_Data for processing:_
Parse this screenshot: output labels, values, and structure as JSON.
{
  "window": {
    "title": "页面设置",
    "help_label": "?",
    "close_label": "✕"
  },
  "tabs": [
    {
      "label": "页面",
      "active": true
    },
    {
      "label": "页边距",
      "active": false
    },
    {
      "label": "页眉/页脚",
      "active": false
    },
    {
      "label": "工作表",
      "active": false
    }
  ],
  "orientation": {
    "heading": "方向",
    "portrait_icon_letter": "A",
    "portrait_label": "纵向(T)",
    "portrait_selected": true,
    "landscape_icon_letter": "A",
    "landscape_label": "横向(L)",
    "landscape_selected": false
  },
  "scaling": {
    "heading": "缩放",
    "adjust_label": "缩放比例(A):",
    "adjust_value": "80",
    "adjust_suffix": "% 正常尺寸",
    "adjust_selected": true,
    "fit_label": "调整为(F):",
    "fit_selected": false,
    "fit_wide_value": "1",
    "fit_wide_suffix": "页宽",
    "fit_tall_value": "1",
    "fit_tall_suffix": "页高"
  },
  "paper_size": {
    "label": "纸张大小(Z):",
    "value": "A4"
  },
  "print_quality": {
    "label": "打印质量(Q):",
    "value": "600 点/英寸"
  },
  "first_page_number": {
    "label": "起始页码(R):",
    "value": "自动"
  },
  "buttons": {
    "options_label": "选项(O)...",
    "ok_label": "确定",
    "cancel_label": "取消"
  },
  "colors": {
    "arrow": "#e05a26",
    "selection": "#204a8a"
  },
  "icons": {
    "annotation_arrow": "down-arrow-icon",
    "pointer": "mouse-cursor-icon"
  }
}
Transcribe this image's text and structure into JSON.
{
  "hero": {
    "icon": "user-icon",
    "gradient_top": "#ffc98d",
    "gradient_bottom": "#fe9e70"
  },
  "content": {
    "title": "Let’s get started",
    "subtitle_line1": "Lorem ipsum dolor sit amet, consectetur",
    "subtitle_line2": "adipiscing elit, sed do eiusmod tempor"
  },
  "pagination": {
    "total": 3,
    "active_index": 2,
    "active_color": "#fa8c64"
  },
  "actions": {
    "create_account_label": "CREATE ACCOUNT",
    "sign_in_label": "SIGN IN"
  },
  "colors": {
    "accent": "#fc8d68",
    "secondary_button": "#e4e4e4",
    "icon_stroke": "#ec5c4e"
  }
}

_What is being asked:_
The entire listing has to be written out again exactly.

_Exercise result:_
Parse this screenshot: output labels, values, and structure as JSON.
{
  "window": {
    "title": "页面设置",
    "help_label": "?",
    "close_label": "✕"
  },
  "tabs": [
    {
      "label": "页面",
      "active": true
    },
    {
      "label": "页边距",
      "active": false
    },
    {
      "label": "页眉/页脚",
      "active": false
    },
    {
      "label": "工作表",
      "active": false
    }
  ],
  "orientation": {
    "heading": "方向",
    "portrait_icon_letter": "A",
    "portrait_label": "纵向(T)",
    "portrait_selected": true,
    "landscape_icon_letter": "A",
    "landscape_label": "横向(L)",
    "landscape_selected": false
  },
  "scaling": {
    "heading": "缩放",
    "adjust_label": "缩放比例(A):",
    "adjust_value": "80",
    "adjust_suffix": "% 正常尺寸",
    "adjust_selected": true,
    "fit_label": "调整为(F):",
    "fit_selected": false,
    "fit_wide_value": "1",
    "fit_wide_suffix": "页宽",
    "fit_tall_value": "1",
    "fit_tall_suffix": "页高"
  },
  "paper_size": {
    "label": "纸张大小(Z):",
    "value": "A4"
  },
  "print_quality": {
    "label": "打印质量(Q):",
    "value": "600 点/英寸"
  },
  "first_page_number": {
    "label": "起始页码(R):",
    "value": "自动"
  },
  "buttons": {
    "options_label": "选项(O)...",
    "ok_label": "确定",
    "cancel_label": "取消"
  },
  "colors": {
    "arrow": "#e05a26",
    "selection": "#204a8a"
  },
  "icons": {
    "annotation_arrow": "down-arrow-icon",
    "pointer": "mouse-cursor-icon"
  }
}
Transcribe this image's text and structure into JSON.
{
  "hero": {
    "icon": "user-icon",
    "gradient_top": "#ffc98d",
    "gradient_bottom": "#fe9e70"
  },
  "content": {
    "title": "Let’s get started",
    "subtitle_line1": "Lorem ipsum dolor sit amet, consectetur",
    "subtitle_line2": "adipiscing elit, sed do eiusmod tempor"
  },
  "pagination": {
    "total": 3,
    "active_index": 2,
    "active_color": "#fa8c64"
  },
  "actions": {
    "create_account_label": "CREATE ACCOUNT",
    "sign_in_label": "SIGN IN"
  },
  "colors": {
    "accent": "#fc8d68",
    "secondary_button": "#e4e4e4",
    "icon_stroke": "#ec5c4e"
  }
}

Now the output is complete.